Employment Disputes Series - Part 3: When Does Performance Management Amount to Bullying

Posted by Malcolm Campbell on 18 December 2018
Employment Disputes Series - Part 3: When Does Performance Management Amount to Bullying

Bullying is real and it affects all of us in one way or another.

In 2010, the Productivity Commission found that bullying at work costs Australian organisations between $6 billion and $36 billion a year in lost productivity.

Half of all Australian employees will experience workplace bullying during their careers, 2016 research finds. Of those bullied, 40 per cent of people experienced workplace bullying early in their career and between 5 and 7 per cent had been bullied in the previous six months, a study, by the University of Wollongong found.

However, not all things that occur in the workplace that are unpleasant amount to bullying. While often a fine line, it is the role of the employer to understand what amounts to bullying and how to manage the issue in their workplaces.

What is Bullying

Workplace bullying is defined as repeated and unreasonable behaviour directed towards a worker or a group of workers, that creates a risk to health and safety.
Repeated behaviour refers to the persistent nature of the behaviour and can involve a range of behaviours over time.

Unreasonable behaviour means behaviour that a reasonable person, having considered the circumstances, would see as unreasonable, including behaviour that is:

  • victimising
  • humiliating
  • intimidating or
  • threatening

When Is A Worker Bullied At Work

It is important to understand what constitutes bullying in the workplace and how Performance Management can be perceived as such.

A worker is bullied at work if:

  • the worker is at work in a constitutionally covered business; and
  • an individual or group of individuals;
  • repeatedly and unreasonable behaviour towards the worker, or a group of workers of which the worker is a member; and
  • the behaviour creates a risk to health and safety.

What Is Not Bullying

It will NOT be considered bullying if the behaviour is considered by the Fair Work Commission as reasonable management action when carried out in a reasonable manner.

This qualification is comprised of three elements:

  1. the behaviour must be management action
  2. it must be reasonable for the management action to be taken, and
  3. the management action must be carried out in a manner that is reasonable

Is 'Performance Management' Management Action?

It is fairly safe to say that:

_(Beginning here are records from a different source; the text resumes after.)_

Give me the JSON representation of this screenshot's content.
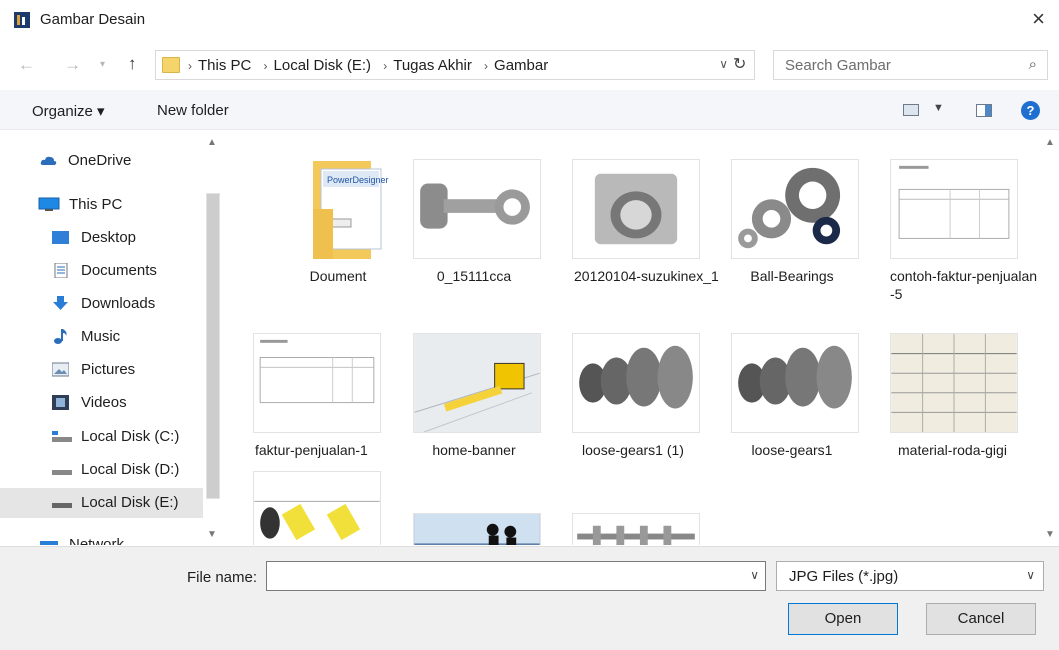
{
  "window": {
    "title": "Gambar Desain",
    "close_icon": "close-icon"
  },
  "nav": {
    "back_icon": "back-arrow-icon",
    "forward_icon": "forward-arrow-icon",
    "up_icon": "up-arrow-icon",
    "breadcrumb": [
      "This PC",
      "Local Disk (E:)",
      "Tugas Akhir",
      "Gambar"
    ],
    "separator": "›",
    "search_placeholder": "Search Gambar"
  },
  "toolbar": {
    "organize_label": "Organize ▾",
    "new_folder_label": "New folder",
    "help": "?"
  },
  "sidebar": {
    "items": [
      {
        "label": "OneDrive",
        "icon": "cloud-icon",
        "selected": false
      },
      {
        "label": "This PC",
        "icon": "computer-icon",
        "selected": false
      },
      {
        "label": "Desktop",
        "icon": "desktop-icon",
        "selected": false
      },
      {
        "label": "Documents",
        "icon": "documents-icon",
        "selected": false
      },
      {
        "label": "Downloads",
        "icon": "downloads-icon",
        "selected": false
      },
      {
        "label": "Music",
        "icon": "music-icon",
        "selected": false
      },
      {
        "label": "Pictures",
        "icon": "pictures-icon",
        "selected": false
      },
      {
        "label": "Videos",
        "icon": "videos-icon",
        "selected": false
      },
      {
        "label": "Local Disk (C:)",
        "icon": "drive-icon",
        "selected": false
      },
      {
        "label": "Local Disk (D:)",
        "icon": "drive-icon",
        "selected": false
      },
      {
        "label": "Local Disk (E:)",
        "icon": "drive-icon",
        "selected": true
      },
      {
        "label": "Network",
        "icon": "network-icon",
        "selected": false
      }
    ]
  },
  "files": [
    {
      "name": "Doument"
    },
    {
      "name": "0_15111cca"
    },
    {
      "name": "20120104-suzukinex_1"
    },
    {
      "name": "Ball-Bearings"
    },
    {
      "name": "contoh-faktur-penjualan-5"
    },
    {
      "name": "faktur-penjualan-1"
    },
    {
      "name": "home-banner"
    },
    {
      "name": "loose-gears1 (1)"
    },
    {
      "name": "loose-gears1"
    },
    {
      "name": "material-roda-gigi"
    },
    {
      "name": ""
    },
    {
      "name": ""
    },
    {
      "name": ""
    }
  ],
  "footer": {
    "file_name_label": "File name:",
    "file_name_value": "",
    "file_type": "JPG Files (*.jpg)",
    "open_label": "Open",
    "cancel_label": "Cancel"
  }
}
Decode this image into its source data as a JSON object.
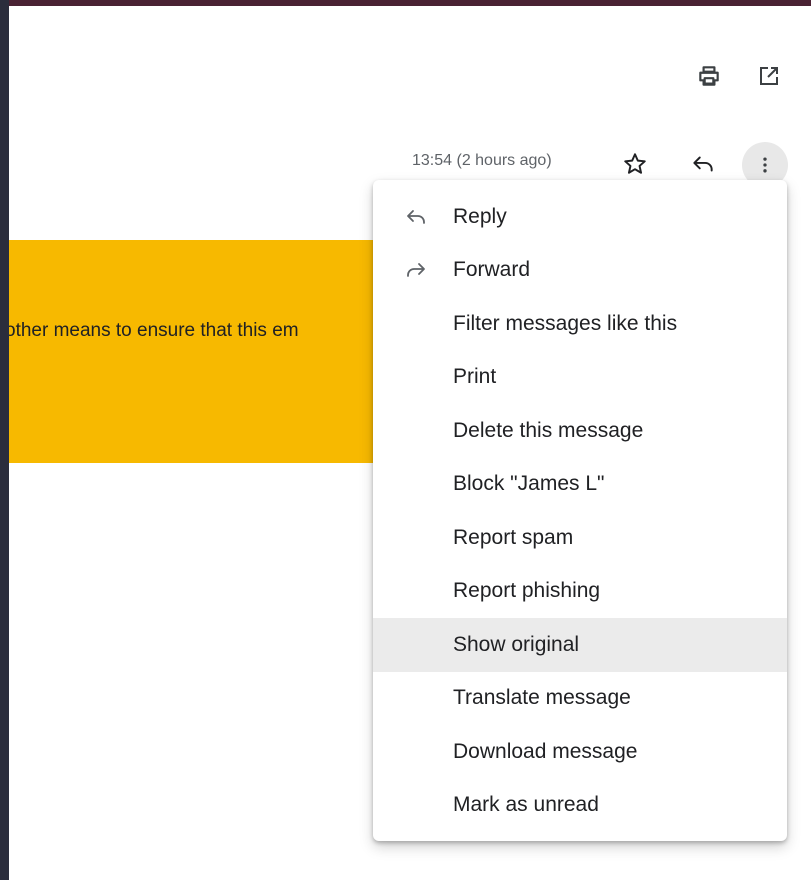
{
  "toolbar": {
    "print_icon": "printer-icon",
    "popout_icon": "open-in-new-window-icon"
  },
  "message_header": {
    "timestamp": "13:54 (2 hours ago)",
    "star_icon": "star-icon",
    "reply_icon": "reply-icon",
    "more_icon": "more-vertical-icon"
  },
  "warning_banner": {
    "text": "other means to ensure that this em",
    "color": "#f7b900"
  },
  "menu": {
    "items": [
      {
        "label": "Reply",
        "icon": "reply-icon"
      },
      {
        "label": "Forward",
        "icon": "forward-icon"
      },
      {
        "label": "Filter messages like this",
        "icon": ""
      },
      {
        "label": "Print",
        "icon": ""
      },
      {
        "label": "Delete this message",
        "icon": ""
      },
      {
        "label": "Block \"James L\"",
        "icon": ""
      },
      {
        "label": "Report spam",
        "icon": ""
      },
      {
        "label": "Report phishing",
        "icon": ""
      },
      {
        "label": "Show original",
        "icon": "",
        "highlighted": true
      },
      {
        "label": "Translate message",
        "icon": ""
      },
      {
        "label": "Download message",
        "icon": ""
      },
      {
        "label": "Mark as unread",
        "icon": ""
      }
    ]
  }
}
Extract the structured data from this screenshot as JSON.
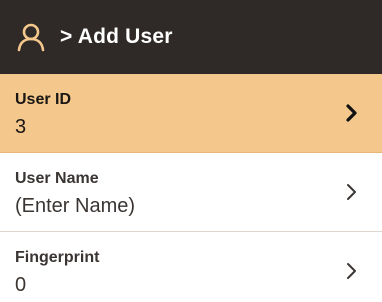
{
  "header": {
    "icon": "user-icon",
    "title": "> Add User",
    "background": "#2f2a27",
    "icon_color": "#f4c88c"
  },
  "menu": {
    "selected_color": "#f4c88c",
    "items": [
      {
        "label": "User ID",
        "value": "3",
        "selected": true,
        "icon": "chevron-right-icon"
      },
      {
        "label": "User Name",
        "value": "(Enter Name)",
        "selected": false,
        "icon": "chevron-right-icon"
      },
      {
        "label": "Fingerprint",
        "value": "0",
        "selected": false,
        "icon": "chevron-right-icon"
      }
    ]
  }
}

  1. performance appraisals
  2. ongoing meetings to address underperformance constitute "management action".

Performance Management Best Practice

Important factors ensuring that performance management is not considered unreasonable include:

  1. clearly documenting required performance standards and where possible ensuring that these standards are a part of the employee 's job description;
  2. implementing formal policies which highlight behaviours that are not acceptable and setting out why;
  3. implementing forma performance and/or behaviour improvement plans in line with these standards;
  4. carefully minuting taking minutes of performance management meetings; and
  5. issuing formal performance/behaviour based warnings where relevant and appropriate indicating what will occur if performance/behaviour does not improve to a defined level within a defined period of time and making sure that this is done consistently across the board.

In Part 4 of this series, we’ll cover Handling Ill or Injured Employees, Tips & Traps. You can now read Part 1: The role of Policies & Procedures and Part 2: Workplace Investigation Best Practice

If you have concerns about your performance management process, need help creating new policies and procedures or if you need advice or assistance regarding an Employment Law issue, please contact us and we can provide you with advice tailored to your specific situation.